A number of suspected and confirmed cases of mumps have been reported by students at both the University of Nottingham and Nottingham Trent University. We are working with Public Health England to inform students about mumps and explain why vaccination is important.
The risks to staff are low, however, should any member of staff have concerns then they should seek advice from their GP. Any confirmed cases of mumps in staff should be reported to the Safety Office.
Students exhibiting symptoms should visit their GP as normal for advice and treatment. While the symptoms can be unpleasant, complications are rare. However, we would encourage staff and students who have not received the MMR vaccine to do so – it is freely available on the NHS. Halls and welfare staff are alerted and ready to support affected students with any concerns related to their health or studies. We wish anyone affected a very speedy recovery.
What is mumps?
Mumps is a contagious viral infection caused by a paramyxovirus. Swelling of the parotid glands is the most common symptom of mumps. The parotid glands are a pair of glands responsible for producing saliva and they’re located on either side of the face, just below the ears.
More general symptoms often develop a few days before the parotid glands swell. These can include:
- Joint pain
- Feeling sick
- Dry mouth
- Mild abdominal pain
- Feeling tired
- Loss of appetite
- High temperature (fever) of 38C (100.4F), or above
In about one in three cases, mumps doesn’t cause any noticeable symptoms.
Complications are rare but can include swelling of the ovaries (oophoritis), swelling of the testes (orchitis), aseptic meningitis and deafness.
How the disease spreads
Mumps is spread in the same way as the common cold and flu – through infected droplets of saliva that can be inhaled or picked up from surfaces and transferred into the mouth or nose.
A person is most contagious a few days before the symptoms develop and for a few days afterwards.
If a student has mumps, they can help prevent it spreading by:
- regularly washing their hands with soap and water
- using and disposing of tissues when they sneeze
- avoiding University or work for at least five days after the onset of swelling
When to see your GP

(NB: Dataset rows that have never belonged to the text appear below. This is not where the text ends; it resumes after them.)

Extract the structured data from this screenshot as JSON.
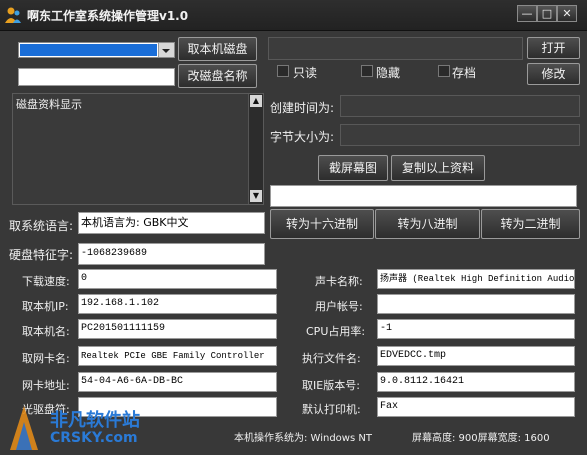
{
  "window": {
    "title": "啊东工作室系统操作管理v1.0",
    "min_glyph": "—",
    "max_glyph": "□",
    "close_glyph": "✕"
  },
  "disk": {
    "get_disk_button": "取本机磁盘",
    "rename_button": "改磁盘名称",
    "rename_value": "",
    "info_label": "磁盘资料显示"
  },
  "file": {
    "open_button": "打开",
    "modify_button": "修改",
    "readonly_label": "只读",
    "hidden_label": "隐藏",
    "archive_label": "存档",
    "created_label": "创建时间为:",
    "size_label": "字节大小为:"
  },
  "actions": {
    "screenshot_button": "截屏幕图",
    "copy_button": "复制以上资料",
    "hex_button": "转为十六进制",
    "oct_button": "转为八进制",
    "bin_button": "转为二进制"
  },
  "left_fields": {
    "language_label": "取系统语言:",
    "language_value": "本机语言为: GBK中文",
    "disk_serial_label": "硬盘特征字:",
    "disk_serial_value": "-1068239689",
    "download_speed_label": "下载速度:",
    "download_speed_value": "0",
    "ip_label": "取本机IP:",
    "ip_value": "192.168.1.102",
    "hostname_label": "取本机名:",
    "hostname_value": "PC201501111159",
    "nic_name_label": "取网卡名:",
    "nic_name_value": "Realtek PCIe GBE Family Controller",
    "mac_label": "网卡地址:",
    "mac_value": "54-04-A6-6A-DB-BC",
    "drive_label": "光驱盘符:",
    "drive_value": ""
  },
  "right_fields": {
    "sound_label": "声卡名称:",
    "sound_value": "扬声器 (Realtek High Definition Audio)",
    "user_label": "用户帐号:",
    "user_value": "",
    "cpu_label": "CPU占用率:",
    "cpu_value": "-1",
    "exe_label": "执行文件名:",
    "exe_value": "EDVEDCC.tmp",
    "ie_label": "取IE版本号:",
    "ie_value": "9.0.8112.16421",
    "printer_label": "默认打印机:",
    "printer_value": "Fax"
  },
  "status": {
    "os_text": "本机操作系统为:  Windows NT",
    "screen_text": "屏幕高度: 900屏幕宽度: 1600"
  },
  "watermark": {
    "line1": "非凡软件站",
    "line2": "CRSKY.com"
  }
}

If a student suspects that they might have mumps, it’s important they contact their GP so a diagnosis can be made. While mumps isn’t usually serious, the condition has similar symptoms to more serious types of infection, such as glandular fever and tonsillitis. Students should let their GP know in advance if they’re going into the surgery, so any necessary precautions can be taken to prevent the spread of infection.
Mumps can be confirmed in the laboratory by testing a sample of oral fluid from the mouth. A GP surgery may either administer this test or may offer a test kit that enables the student to do the test for themselves. Alternatively, a test kit will be sent in the post from Public Health England.
It is important to confirm the diagnosis, so we would encourage students to use the test kit and return it either to the surgery or to Public health England using the freepost envelope provided. The test is very easy to do, and the kit comes with instructions. Test results will be sent to the students’ GP Surgery.
Protecting against mumps
Students can protect themselves against mumps by making sure they have received two doses of the combined MMR vaccine (for mumps, measles and rubella).
If students are not sure whether or not they have had two doses of the MMR vaccine, they should check with their parents or guardians first and then with their GP.
If they have not had two doses of MMR vaccine, they should make an appointment with their GP to get vaccinated. We still recommend two doses of MMR even if the single measles vaccine or measles and rubella vaccine have been previously adminstered.
MMR vaccine is freely available on the NHS and is the best protection against mumps. Some people may still get mumps after they have received two doses of MMR but they get a much milder illness and are less likely to suffer from any complications.
Find out more about mumps on the NHS website.